Aim of the exercise: Below are entries. Pull out all lines containing "title".

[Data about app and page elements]
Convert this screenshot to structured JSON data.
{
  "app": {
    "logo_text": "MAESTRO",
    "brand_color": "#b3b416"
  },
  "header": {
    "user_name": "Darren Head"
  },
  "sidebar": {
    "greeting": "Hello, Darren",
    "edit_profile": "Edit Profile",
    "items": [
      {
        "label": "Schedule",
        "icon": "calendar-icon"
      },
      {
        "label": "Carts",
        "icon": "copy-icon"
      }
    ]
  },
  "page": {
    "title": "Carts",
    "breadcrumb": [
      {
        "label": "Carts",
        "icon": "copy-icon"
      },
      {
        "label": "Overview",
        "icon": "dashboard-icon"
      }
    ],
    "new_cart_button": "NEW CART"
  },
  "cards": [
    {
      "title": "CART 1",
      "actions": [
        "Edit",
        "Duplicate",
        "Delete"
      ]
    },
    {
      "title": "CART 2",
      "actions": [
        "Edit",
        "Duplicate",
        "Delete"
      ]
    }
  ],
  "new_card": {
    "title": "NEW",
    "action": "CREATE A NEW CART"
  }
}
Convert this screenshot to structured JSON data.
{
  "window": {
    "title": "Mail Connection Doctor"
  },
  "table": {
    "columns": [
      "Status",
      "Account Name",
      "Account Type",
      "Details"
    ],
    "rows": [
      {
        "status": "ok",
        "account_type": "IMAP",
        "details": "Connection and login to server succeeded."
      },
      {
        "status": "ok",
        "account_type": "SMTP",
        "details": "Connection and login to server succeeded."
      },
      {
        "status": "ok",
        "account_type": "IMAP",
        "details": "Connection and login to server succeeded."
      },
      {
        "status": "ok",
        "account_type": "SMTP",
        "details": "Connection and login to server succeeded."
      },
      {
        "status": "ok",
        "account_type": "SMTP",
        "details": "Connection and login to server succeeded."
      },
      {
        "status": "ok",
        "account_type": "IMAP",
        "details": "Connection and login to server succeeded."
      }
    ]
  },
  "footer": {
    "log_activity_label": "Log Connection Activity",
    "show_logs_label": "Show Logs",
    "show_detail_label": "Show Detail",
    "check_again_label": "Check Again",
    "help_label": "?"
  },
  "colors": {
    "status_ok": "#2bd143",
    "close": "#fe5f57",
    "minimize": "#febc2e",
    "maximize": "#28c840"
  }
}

Solution to the exercise:
    "title": "Carts",
      "title": "CART 1",
      "title": "CART 2",
    "title": "NEW",
    "title": "Mail Connection Doctor"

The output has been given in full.